  4. WHO occupied Palestinian territory. Coronavirus disease 2019 (COVID-19) Update 16 occupied Palestinian territory, March 30, 2020 (epidemiological week 5). 2021. Accessed February 25, 2021.

  5. France 24. Gaza restaurants to reopen as lockdown eases. 2021. Accessed February 25, 2021.

  6. Reuters. Tunisia, Palestinians to be among first COVAX recipients - WHO. 2021. Accessed February 25, 2021.

  7. Hejaz H. Palestinian strategies, guidelines, and challenges in the treatment and management of coronavirus disease-2019 (COVID-19). Avicenna Journal of Medicine. 2020 Oct 13;10(4):135-162. PubMed | Google Scholar

  8. Palestine Chronicle. Palestinian ingenuity: Al-Quds university produces innovative prototype for inexpensive ventilators. 2021. Accessed February 25, 2021.

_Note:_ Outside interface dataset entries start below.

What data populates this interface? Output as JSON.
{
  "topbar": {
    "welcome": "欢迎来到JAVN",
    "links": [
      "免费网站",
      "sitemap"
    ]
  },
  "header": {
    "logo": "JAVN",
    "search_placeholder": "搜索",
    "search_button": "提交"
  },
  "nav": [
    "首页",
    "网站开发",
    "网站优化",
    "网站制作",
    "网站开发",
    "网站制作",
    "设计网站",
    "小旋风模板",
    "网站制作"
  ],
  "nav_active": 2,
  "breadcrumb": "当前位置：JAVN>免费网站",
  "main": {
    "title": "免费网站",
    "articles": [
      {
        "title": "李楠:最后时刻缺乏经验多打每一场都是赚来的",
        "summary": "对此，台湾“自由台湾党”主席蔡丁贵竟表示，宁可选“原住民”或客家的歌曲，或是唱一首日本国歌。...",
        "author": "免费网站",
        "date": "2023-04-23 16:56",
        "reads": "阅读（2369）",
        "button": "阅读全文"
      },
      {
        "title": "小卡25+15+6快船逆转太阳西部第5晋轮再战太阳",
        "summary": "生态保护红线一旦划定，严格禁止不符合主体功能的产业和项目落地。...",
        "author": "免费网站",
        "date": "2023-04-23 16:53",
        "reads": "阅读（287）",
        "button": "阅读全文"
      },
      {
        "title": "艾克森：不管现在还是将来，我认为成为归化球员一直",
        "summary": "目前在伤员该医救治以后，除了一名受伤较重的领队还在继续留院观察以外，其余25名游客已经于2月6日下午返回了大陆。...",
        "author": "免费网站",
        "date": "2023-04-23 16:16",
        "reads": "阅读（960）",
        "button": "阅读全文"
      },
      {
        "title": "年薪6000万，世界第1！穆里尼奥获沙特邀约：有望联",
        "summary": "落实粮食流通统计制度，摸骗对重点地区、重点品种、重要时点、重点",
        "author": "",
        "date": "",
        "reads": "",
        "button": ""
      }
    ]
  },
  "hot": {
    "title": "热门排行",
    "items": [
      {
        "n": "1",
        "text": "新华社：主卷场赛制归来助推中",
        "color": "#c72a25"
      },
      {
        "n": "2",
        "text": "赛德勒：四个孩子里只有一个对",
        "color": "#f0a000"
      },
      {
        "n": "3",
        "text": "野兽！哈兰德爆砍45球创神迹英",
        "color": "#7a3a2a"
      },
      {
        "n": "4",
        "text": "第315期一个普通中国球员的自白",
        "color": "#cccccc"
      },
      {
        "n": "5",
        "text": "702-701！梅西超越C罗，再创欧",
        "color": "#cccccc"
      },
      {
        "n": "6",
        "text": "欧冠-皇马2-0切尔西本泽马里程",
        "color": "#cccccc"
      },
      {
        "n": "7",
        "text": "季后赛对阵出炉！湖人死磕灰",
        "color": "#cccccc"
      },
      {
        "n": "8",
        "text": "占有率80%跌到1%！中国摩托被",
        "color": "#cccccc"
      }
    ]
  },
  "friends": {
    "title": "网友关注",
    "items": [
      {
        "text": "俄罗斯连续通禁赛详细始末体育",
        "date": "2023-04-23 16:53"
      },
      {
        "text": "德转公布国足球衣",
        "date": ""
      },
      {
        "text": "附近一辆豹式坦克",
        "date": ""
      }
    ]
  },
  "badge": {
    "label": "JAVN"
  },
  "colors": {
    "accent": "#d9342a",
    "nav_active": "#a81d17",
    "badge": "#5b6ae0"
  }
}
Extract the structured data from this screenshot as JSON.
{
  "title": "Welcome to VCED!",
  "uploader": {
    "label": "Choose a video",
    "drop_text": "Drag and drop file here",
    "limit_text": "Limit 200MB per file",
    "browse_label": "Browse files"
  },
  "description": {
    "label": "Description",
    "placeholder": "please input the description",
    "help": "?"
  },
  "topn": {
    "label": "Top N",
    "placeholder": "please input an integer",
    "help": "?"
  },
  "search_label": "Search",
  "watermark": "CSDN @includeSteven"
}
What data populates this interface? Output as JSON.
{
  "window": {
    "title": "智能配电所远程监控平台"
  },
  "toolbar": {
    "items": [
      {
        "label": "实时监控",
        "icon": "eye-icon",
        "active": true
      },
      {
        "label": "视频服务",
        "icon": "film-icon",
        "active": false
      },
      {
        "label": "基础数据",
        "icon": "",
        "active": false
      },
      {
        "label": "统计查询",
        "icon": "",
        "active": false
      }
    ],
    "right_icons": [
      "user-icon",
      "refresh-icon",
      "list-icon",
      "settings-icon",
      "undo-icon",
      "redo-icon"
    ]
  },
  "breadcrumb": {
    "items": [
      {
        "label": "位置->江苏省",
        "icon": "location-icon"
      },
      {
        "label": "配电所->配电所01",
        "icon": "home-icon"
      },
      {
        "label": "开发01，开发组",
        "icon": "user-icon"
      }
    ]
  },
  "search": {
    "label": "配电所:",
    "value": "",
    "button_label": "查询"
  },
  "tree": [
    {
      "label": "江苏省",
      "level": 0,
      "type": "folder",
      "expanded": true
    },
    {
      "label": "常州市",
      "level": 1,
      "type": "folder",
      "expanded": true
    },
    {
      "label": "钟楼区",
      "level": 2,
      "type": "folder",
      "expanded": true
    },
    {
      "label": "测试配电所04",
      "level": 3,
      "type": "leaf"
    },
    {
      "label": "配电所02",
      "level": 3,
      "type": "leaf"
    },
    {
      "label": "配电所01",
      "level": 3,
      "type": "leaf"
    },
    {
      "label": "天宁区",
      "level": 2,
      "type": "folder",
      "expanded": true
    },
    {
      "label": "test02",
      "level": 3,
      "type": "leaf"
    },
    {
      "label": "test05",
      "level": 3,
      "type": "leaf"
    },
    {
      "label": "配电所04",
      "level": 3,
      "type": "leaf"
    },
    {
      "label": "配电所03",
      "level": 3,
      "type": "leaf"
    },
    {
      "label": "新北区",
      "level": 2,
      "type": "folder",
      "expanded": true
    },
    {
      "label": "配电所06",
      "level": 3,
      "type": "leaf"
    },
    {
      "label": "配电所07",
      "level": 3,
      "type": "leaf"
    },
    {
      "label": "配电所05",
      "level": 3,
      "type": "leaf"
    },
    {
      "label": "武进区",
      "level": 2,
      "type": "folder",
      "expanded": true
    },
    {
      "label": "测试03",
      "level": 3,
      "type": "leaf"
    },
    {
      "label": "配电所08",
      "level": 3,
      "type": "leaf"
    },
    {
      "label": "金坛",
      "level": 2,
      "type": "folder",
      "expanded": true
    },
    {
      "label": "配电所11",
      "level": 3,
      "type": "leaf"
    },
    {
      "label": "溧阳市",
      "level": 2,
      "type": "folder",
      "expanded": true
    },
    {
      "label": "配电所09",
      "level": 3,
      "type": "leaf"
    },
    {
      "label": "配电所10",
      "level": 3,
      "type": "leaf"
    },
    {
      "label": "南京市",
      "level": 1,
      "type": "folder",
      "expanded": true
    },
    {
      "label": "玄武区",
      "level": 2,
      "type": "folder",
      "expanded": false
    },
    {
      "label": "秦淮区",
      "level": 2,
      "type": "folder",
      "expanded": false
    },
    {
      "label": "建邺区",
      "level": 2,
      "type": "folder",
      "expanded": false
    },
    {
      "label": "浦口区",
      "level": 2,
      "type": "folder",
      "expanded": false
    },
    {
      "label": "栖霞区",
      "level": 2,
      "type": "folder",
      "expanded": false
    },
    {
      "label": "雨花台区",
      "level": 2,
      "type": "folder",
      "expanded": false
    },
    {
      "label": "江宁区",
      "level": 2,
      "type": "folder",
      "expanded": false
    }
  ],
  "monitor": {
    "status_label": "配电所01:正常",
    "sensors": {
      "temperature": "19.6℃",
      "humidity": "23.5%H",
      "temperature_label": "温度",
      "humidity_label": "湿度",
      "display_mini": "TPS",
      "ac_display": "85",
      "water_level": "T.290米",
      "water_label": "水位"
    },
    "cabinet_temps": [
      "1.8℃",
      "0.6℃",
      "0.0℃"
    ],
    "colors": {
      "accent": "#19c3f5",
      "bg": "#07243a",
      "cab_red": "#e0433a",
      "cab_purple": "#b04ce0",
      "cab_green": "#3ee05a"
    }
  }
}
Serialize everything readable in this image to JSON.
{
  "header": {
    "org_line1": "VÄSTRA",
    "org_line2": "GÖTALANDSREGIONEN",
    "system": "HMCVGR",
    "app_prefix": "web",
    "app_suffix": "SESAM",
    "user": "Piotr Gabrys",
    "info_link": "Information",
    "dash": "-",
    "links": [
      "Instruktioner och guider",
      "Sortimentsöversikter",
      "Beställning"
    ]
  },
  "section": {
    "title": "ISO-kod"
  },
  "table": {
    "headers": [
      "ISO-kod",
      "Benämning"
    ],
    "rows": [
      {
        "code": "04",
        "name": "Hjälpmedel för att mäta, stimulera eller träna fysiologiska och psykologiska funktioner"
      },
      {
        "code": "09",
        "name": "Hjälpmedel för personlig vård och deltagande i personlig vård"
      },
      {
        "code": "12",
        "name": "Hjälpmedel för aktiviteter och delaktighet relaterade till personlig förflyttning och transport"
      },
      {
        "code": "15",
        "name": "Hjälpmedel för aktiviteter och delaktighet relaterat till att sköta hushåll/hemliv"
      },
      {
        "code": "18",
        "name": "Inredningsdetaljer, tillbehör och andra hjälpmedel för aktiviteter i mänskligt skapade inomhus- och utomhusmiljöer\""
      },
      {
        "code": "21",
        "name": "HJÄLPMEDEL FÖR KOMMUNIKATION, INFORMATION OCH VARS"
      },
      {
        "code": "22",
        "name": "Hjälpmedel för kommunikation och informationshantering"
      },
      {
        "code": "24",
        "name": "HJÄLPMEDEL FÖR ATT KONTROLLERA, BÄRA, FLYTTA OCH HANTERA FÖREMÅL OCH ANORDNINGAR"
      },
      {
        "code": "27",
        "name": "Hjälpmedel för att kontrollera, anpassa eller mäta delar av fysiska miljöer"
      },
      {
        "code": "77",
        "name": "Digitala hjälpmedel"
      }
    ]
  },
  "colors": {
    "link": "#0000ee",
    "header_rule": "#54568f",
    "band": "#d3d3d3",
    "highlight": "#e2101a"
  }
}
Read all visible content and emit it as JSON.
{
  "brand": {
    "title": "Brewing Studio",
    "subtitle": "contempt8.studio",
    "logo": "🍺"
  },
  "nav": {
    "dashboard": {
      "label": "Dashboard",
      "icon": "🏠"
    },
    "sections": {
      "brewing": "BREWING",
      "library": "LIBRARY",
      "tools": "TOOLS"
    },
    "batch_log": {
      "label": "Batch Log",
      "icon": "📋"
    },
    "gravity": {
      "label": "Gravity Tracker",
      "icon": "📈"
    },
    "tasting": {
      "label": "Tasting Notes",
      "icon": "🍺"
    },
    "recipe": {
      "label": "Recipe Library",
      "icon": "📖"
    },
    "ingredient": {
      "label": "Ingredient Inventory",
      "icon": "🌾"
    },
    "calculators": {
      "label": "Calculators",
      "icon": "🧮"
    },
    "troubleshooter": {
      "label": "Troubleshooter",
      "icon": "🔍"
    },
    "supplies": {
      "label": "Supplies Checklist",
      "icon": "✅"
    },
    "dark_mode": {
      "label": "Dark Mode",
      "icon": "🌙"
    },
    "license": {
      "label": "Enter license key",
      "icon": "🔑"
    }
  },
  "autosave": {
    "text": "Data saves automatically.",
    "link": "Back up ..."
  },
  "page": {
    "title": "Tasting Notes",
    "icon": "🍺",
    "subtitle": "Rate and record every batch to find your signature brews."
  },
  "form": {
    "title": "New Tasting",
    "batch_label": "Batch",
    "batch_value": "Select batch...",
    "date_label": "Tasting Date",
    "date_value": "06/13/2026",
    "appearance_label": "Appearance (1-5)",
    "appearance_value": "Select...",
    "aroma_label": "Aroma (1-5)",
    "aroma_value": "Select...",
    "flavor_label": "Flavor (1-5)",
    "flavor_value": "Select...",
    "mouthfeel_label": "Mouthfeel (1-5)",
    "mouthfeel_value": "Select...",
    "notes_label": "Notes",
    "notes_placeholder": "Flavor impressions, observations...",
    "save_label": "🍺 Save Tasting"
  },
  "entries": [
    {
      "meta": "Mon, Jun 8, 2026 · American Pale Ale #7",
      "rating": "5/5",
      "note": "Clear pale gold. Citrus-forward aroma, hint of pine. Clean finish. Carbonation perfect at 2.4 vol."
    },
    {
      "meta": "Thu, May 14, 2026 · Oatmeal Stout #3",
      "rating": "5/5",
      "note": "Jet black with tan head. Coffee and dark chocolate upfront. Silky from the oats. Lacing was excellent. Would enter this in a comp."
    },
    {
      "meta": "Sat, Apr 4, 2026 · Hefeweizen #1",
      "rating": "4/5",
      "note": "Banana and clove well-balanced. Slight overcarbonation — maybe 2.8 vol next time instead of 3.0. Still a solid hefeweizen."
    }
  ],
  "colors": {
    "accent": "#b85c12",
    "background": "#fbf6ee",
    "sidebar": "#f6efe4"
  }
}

  9. E-International Relations. Opinion - vaccine nationalism and the global precariat. 2021. Accessed February 25, 2021.

  10. Abu Omar D. Palestine Radar Model (PRM) for predicting the number of infected cases of COVID-19 virus in Palestine. Technium: Romanian Journal of Applied Sciences and Technology. 2020;2(2):61-71. Google Scholar

 

 

 

 

 

 

 

 

 

 

 

 

 

 

 

 

 

 

 

 

 

 

 

 

 

 

 

 

 

Commentary

Current COVID-19 situation in Palestine

Commentary

Current COVID-19 situation in Palestine

Commentary

Current COVID-19 situation in Palestine

Volume 5 (May - Aug 2021)
This article authors
On Pubmed
On Google Scholar
Citation [Download]
EndNote
Reference Manager
Zotero
BibTex
ProCite

Navigate this article
Key words

COVID-19

Palestine

Challenges

Efforts

Vaccines

Article Metrics
Countries of access